Copyright © 2018, The Oklahoman
Every year at this time, I think about my grandparents — about how different their world was from ours today, and about how much about it, happily, is still the same.
I had two sets of grandparents growing up. On my dad’s side, we go back to the Land Run. My dad’s dad and mother and their families helped settle Western Oklahoma. My dad’s great-grandfather built a sod house outside of Clinton and lived in that house made of prairie grass and mud with their 12 children.
His mother’s family established banks across Western Oklahoma and lived in the old “big houses” on Broadway in Elk City.
I was the fourth generation to be a lawyer in our family’s law firm in Clinton (which dates back to 1920) and ended my time in Western Oklahoma as the CEO of our family bank in Elk City which was founded in 1901, about six years before statehood.
My mother’s family also goes back multi-generations in Oklahoma. My great-great granddad on her side was the first sheriff of Oklahoma City and his grandson, my granddad, served as Oklahoma City manager on two different occasions. We typically spent family Christmases at his and my grandmother’s house.
Not to slight my grandmother, who got high marks for taking us to Kimberling’s grocery where there was a tiny movie theater just for kids and generally spoiling us every time we saw her, Granddaddy’s version of Christmas had everything beat. He was like a big kid — at least as excited about Christmas as my brother and I were.
Granddaddy’s spirit was infectious. Everyone in the house caught it. He arranged for Santa to come on Christmas Eve, and on Christmas morning after we opened our gifts, he cooked breakfast for all of us. He was a big hunter and he would fry up some dove or some other delicious Christmas treat.

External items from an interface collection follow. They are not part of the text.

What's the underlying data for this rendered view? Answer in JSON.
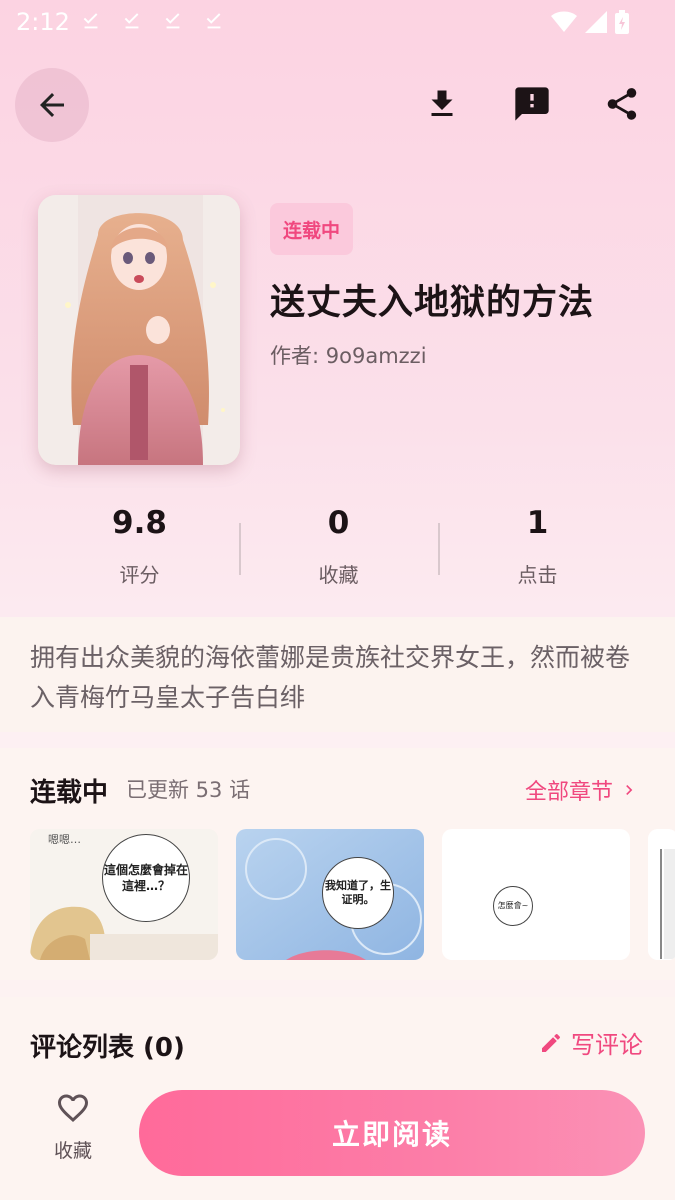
{
  "status_bar": {
    "time": "2:12"
  },
  "book": {
    "status": "连载中",
    "title": "送丈夫入地狱的方法",
    "author": "作者: 9o9amzzi",
    "description": "拥有出众美貌的海依蕾娜是贵族社交界女王，然而被卷入青梅竹马皇太子告白绯"
  },
  "stats": [
    {
      "value": "9.8",
      "label": "评分"
    },
    {
      "value": "0",
      "label": "收藏"
    },
    {
      "value": "1",
      "label": "点击"
    }
  ],
  "chapters": {
    "title": "连载中",
    "count": "已更新 53 话",
    "all_label": "全部章节",
    "thumbnails": [
      {
        "bubble_text": "這個怎麼會掉在這裡…？",
        "top_text": "嗯嗯…"
      },
      {
        "bubble_text": "我知道了，生证明。"
      },
      {
        "bubble_text": "怎麼會~"
      }
    ]
  },
  "comments": {
    "title": "评论列表 (0)",
    "write_label": "写评论"
  },
  "bottom": {
    "favorite_label": "收藏",
    "read_label": "立即阅读"
  },
  "colors": {
    "accent": "#f0487f",
    "badge_bg": "#fbc9dc"
  }
}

Say the word Christmas to me, and I’m immediately in touch with those memories — of times with my family, of our Oklahoma roots, and of all the people I’ve come to meet and know in this state over the years both personally and professionally.
As an attorney, as a banker, from my time as State Treasurer and Secretary of Finance and Revenue, and now as a venture investor, I’ve been fortunate to have relationships with all kinds of people in all kinds of circumstances. I can say with some experience that Oklahomans are a great people. And there are no greater Oklahomans than the tenacious entrepreneurs and innovators who have and had a passion for building businesses in our state that both made us who we are today and will make us who we become in the future.
From the Sooners of the 1880s, to two of my favorite Oklahoma innovators, Carl Magee who invented the parking meter and Sylvan Goldman, inventor of the grocery cart, to Oklahoma’s entrepreneurs of today, the seeds of making, building, and bootstrapping ourselves is in Oklahoma’s DNA. We all can feel good about that.
I wish you and your family the very best in this holiday season with these traditional words:
Silent Night. Peace on Earth. Joy to the World
Scott Meacham is president and CEO of i2E Inc., a nonprofit corporation that mentors many of the state’s technology-based startup companies. i2E receives state appropriations from the Oklahoma Center for the Advancement of Science and Technology. Contact Meacham at [email protected].